claire pinkston


my daughter

if you must know anything, know that you were born fingerless

and full of ghosts.

I pulled you through the dark meat of my

eye, felt the dull crush of your

head, and when they came to pry the soft

fist from my cheek, I gave myself–you–up

to the deep, my hand between us made ocean.

I confess, I have grown tired of their small mercies.

how many hours did I spend, a girl,

knees dark with water, horse head lowered

to drink? how many men

have pressed foetus to their lips and reveled in my smallness?

I have swallowed the drownings so faithfully, and yet

my mouth has not grown to fit my teeth.

at night, in the city where everyone I love is already

gone, I hum good omens where there is no one left

to hear. o daughter, o exit wound, know

I loved you the only way I knew how.

that I saw the way the ground shifted to make room

for you, and could say nothing. leave no witness.

when they come for me, tell them I didn’t want

my name or any of it.

that I waited years, back splayed open,

wingless and searching–and emerged mother.

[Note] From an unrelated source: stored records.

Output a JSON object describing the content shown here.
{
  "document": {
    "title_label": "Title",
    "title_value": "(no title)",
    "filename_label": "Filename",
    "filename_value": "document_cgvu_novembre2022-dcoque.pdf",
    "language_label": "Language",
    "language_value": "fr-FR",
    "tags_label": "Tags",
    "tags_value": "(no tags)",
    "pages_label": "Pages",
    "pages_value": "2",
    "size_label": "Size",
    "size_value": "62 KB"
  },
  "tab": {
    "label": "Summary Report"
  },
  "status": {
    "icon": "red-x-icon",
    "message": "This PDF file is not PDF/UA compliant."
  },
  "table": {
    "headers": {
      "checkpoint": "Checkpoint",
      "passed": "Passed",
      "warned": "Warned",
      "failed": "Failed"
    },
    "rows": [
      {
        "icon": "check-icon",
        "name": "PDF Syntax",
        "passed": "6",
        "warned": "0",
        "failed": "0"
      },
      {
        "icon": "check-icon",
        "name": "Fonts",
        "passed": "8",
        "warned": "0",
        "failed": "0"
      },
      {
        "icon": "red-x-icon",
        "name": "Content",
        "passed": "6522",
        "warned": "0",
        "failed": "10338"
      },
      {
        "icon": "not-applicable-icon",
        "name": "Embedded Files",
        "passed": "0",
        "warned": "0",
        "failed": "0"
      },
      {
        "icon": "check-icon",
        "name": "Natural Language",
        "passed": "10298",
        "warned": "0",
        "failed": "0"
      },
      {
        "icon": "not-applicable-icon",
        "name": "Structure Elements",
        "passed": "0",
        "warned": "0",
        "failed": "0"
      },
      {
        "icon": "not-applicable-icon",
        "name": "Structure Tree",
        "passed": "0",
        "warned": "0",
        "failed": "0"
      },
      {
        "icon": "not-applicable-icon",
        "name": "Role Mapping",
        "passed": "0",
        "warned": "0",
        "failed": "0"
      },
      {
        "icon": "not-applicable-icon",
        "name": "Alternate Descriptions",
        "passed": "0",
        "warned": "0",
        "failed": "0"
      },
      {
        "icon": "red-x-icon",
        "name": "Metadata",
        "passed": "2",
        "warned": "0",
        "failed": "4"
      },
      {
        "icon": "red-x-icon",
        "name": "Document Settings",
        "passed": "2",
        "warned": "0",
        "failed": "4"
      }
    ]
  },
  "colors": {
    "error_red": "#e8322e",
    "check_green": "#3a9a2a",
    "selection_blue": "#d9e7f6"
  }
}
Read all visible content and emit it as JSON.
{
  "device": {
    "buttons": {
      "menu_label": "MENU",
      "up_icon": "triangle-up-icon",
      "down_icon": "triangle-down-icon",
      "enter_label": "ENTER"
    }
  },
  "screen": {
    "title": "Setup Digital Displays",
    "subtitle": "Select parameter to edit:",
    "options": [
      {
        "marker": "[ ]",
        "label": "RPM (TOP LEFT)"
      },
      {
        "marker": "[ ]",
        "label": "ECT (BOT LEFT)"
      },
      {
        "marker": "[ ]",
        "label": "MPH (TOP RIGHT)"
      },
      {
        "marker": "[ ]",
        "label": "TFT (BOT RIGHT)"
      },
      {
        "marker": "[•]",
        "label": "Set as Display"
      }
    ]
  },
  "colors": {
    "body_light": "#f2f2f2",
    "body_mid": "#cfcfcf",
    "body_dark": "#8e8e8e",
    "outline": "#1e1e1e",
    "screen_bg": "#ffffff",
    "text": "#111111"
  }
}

Claire Pinkston is a seventeen-year-old biracial Black poet and writer from the San Francisco Bay Area. Her work has previously been recognized at the Scholastic Art and Writing Awards and is published or forthcoming in Lumiere Review, the B’K, and The Hellebore, among others. She is growing with her poetry. Find her on Twitter @clairespoet!